Exercise prompt.
Only the lines from the one containing "Decode this image" to the end of the data are wanted; print them exactly as they appear.

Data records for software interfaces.
————

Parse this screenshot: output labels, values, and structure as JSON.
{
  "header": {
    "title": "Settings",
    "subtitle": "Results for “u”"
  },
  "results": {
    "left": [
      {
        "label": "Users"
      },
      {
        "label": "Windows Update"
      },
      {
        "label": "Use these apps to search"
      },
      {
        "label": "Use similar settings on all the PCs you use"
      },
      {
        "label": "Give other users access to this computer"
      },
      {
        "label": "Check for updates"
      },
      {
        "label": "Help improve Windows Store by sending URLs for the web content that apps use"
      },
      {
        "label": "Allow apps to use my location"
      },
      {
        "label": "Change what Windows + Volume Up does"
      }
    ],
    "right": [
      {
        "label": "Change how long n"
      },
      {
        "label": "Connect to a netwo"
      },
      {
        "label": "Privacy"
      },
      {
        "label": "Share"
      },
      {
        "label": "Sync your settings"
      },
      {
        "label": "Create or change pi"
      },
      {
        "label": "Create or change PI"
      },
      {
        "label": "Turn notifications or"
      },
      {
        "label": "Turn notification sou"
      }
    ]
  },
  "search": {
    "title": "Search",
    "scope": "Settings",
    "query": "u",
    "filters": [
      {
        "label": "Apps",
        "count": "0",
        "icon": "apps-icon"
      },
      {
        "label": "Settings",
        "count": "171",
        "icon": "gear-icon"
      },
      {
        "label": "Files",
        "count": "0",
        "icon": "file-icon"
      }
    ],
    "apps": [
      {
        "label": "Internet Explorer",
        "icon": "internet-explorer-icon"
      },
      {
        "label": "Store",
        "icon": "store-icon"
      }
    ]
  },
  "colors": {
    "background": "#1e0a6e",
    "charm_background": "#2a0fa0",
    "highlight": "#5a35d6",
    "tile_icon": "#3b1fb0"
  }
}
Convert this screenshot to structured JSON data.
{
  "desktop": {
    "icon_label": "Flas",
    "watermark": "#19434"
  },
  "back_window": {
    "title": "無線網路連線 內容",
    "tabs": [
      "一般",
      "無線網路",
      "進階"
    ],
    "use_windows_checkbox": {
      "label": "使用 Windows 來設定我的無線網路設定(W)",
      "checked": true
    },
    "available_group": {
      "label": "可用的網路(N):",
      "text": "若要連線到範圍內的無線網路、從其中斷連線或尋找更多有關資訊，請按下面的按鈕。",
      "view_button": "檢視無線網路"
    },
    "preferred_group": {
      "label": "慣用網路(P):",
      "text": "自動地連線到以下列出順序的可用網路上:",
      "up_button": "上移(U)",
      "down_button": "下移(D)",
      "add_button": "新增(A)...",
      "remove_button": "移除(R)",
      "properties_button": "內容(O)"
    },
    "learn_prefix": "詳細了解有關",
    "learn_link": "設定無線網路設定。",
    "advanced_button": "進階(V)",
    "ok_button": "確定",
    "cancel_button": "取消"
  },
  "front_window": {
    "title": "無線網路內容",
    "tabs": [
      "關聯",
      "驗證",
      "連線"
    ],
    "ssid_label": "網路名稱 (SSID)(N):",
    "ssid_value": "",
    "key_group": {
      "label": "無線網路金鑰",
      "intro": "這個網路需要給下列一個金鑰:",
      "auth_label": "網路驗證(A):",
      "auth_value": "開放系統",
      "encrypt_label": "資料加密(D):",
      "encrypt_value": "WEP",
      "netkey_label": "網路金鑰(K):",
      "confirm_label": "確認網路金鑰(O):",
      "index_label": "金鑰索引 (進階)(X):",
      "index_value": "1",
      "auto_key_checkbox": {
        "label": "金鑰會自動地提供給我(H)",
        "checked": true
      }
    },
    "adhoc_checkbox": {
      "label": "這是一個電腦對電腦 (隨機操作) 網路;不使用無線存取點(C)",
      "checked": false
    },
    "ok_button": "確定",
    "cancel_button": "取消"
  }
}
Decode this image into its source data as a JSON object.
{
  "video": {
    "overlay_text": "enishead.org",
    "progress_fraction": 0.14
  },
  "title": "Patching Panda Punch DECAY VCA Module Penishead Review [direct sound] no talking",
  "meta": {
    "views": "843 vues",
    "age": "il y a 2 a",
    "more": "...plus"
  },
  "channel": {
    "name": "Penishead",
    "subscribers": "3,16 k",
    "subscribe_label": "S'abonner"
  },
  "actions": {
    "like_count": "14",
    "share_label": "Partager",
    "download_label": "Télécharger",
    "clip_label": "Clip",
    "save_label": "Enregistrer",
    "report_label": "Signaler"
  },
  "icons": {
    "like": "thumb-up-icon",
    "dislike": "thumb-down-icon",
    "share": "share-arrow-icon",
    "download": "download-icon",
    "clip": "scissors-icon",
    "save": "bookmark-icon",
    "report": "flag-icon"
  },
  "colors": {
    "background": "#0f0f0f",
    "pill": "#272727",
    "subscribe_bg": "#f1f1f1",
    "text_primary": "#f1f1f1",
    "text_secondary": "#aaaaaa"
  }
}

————

Result of the exercise.
Decode this image into its source data as a JSON object.
{
  "video": {
    "overlay_text": "enishead.org",
    "progress_fraction": 0.14
  },
  "title": "Patching Panda Punch DECAY VCA Module Penishead Review [direct sound] no talking",
  "meta": {
    "views": "843 vues",
    "age": "il y a 2 a",
    "more": "...plus"
  },
  "channel": {
    "name": "Penishead",
    "subscribers": "3,16 k",
    "subscribe_label": "S'abonner"
  },
  "actions": {
    "like_count": "14",
    "share_label": "Partager",
    "download_label": "Télécharger",
    "clip_label": "Clip",
    "save_label": "Enregistrer",
    "report_label": "Signaler"
  },
  "icons": {
    "like": "thumb-up-icon",
    "dislike": "thumb-down-icon",
    "share": "share-arrow-icon",
    "download": "download-icon",
    "clip": "scissors-icon",
    "save": "bookmark-icon",
    "report": "flag-icon"
  },
  "colors": {
    "background": "#0f0f0f",
    "pill": "#272727",
    "subscribe_bg": "#f1f1f1",
    "text_primary": "#f1f1f1",
    "text_secondary": "#aaaaaa"
  }
}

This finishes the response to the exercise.